There are those who say the Yankees where pinstripes because they make the opposing batters dizzy. The fact is, however, that on Thursday night it was the pitching of A.J. Burnett that kept the Phillies batters off balance. In the biggest game of his career, Burnett put on quite a show as he held the Phillies to one run through seven innings in a game that the Yanks ultimately took 3-1.
It was his curveball--which started outside and seemingly at the last moment would drop down and over the outside corner of the plate--that gave many of the Phillies batters trouble. This nasty curve... (more)
Jim Gentile, also nicknamed "Diamond Jim", is a former Major League Baseball first baseman and left-handed batter who played with the Brooklyn and Los Angeles Dodgers (1957-58); Baltimore Orioles (1960-63), Kansas City Athletics (1964-65), Houston Astros (1965-66) and Cleveland Indians (1966).
A powerful slugger listed at 6' 4", 215 lb, Gentile languished for eight years in the minors for a Dodgers team that already had All-Star Gil Hodges in first base. Traded to Baltimore, Gentile enjoyed his best season in 1961, hitting a career-highs .302 batting average, 46 home runs, 141 runs batted... (more)
FRIDAY NIGHT LIGHTS2004UniversalDirected by Peter BergProduced by Brian GrazerScreenplay by Peter Berg and David Aaron CohenBased on the book: “Friday Night Lights: A Town, A Dream And A Team” by H.G. BissingerI’m not a football guy at all. My sports are baseball, boxing and tennis. I can understand the complexities of Star Trek technobabble or Pre-Crisis DC Comics continuity with no problem but trying to understand the rules of football makes me feel like the village idiot.
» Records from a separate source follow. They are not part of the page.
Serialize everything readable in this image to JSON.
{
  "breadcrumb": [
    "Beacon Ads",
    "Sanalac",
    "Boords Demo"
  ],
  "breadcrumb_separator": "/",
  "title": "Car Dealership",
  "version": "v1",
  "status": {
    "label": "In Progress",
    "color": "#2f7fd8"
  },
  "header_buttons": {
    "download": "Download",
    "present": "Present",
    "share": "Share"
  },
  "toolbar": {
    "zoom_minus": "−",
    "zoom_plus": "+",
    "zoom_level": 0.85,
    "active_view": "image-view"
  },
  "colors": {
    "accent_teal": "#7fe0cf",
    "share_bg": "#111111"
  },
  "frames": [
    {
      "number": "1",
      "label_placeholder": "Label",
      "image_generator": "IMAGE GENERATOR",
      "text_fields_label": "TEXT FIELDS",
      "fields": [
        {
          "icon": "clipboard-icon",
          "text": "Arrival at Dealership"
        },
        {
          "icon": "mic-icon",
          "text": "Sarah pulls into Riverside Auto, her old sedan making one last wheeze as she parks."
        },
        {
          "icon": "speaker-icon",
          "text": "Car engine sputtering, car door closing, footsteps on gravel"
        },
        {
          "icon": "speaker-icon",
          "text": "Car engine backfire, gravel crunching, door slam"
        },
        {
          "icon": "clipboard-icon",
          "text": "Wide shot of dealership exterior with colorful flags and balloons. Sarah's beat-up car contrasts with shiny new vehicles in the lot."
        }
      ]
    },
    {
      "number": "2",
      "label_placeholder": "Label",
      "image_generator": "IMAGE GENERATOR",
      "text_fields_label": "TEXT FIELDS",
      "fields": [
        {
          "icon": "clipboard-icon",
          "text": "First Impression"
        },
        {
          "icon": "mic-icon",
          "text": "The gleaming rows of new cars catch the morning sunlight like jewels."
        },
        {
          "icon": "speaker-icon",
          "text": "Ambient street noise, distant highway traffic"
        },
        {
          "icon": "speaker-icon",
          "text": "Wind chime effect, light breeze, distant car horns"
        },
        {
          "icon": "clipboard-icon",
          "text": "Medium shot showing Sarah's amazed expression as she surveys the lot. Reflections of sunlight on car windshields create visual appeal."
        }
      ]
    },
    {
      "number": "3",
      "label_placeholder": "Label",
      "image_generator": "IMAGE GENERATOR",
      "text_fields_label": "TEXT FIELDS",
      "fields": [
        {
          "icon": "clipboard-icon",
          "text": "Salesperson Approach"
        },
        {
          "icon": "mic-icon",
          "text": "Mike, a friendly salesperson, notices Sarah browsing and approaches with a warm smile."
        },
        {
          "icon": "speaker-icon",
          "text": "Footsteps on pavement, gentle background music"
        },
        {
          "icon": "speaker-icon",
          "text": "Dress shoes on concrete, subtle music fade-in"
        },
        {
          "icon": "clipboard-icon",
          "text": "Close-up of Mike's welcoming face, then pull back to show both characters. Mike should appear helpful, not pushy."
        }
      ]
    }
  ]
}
Oh, if you invite me over to your house to watch a game with you, I’ll show up gladly with... (more)
With little surprise the Washington Nationals fired their embattled manager, Manny Acta after a couple of seasons of mediocrity and this year terrible play. His termination was preordained by the decisions - or lack thereof - of the general manager and the baseball executives who report to the owners, the Lerner Family. The Nationals entered the season without a pitching staff and proved that you can't win without competent pitching, especially a bull pen that cannot protect one run leads.
As the season worked its way to the All Star break, the rumor of Acta's impending doom became... (more)
As the presence of time has swept us along through histories halls, we have witnessed many of our proud legacies overshadowed by what we have tried to create, a better and more entertaining game of baseball.
The days of the 1930s through the 1960s seem to have vanished before our generation’s very eyes, never to be witnessed again. The players that once played the field like giants have come and gone, and all we have left is the legacies of their greatness. Players like Ted Williams, Jackie Robinson, Bob Gibson, and Babe Ruth, who left our fathers and mother’s enamored, have also... (more)
Now that Manny Ramirez has screwed up in one of the worst ways imaginable--getting caught taking a substance banned by baseball--maybe the Dodgers should think about hiring their old nemesis and sticking him in left field. Juan Pierre is not a bad player and I'm not going to bash him here, but the team lacks power and Barry Bonds still has enough left in the tank (and in the syringe?) to provide some.
Actually, although I am very disappointedwith Manny's Mishap, I have long said that MLB should just let players take whatever they want to enhance their performance. Ifan athlete is willing... (more)
...to put his hands on his daughter again, the Queen of Both Worlds dazzled the latest group of “country” superstars and their flock of Stepford Wife followers. She’s apparently decided that she’s a country singer much the same way that Michael Jordan decided he was a baseball player. She did this in much the same way George W. Bush decided he could be President. She did this in much the same way that Nashville finally sold out their integrity to a corporate ledger, and to a target audience that isn’t old enough to vote.
In a way I’m actually... (more)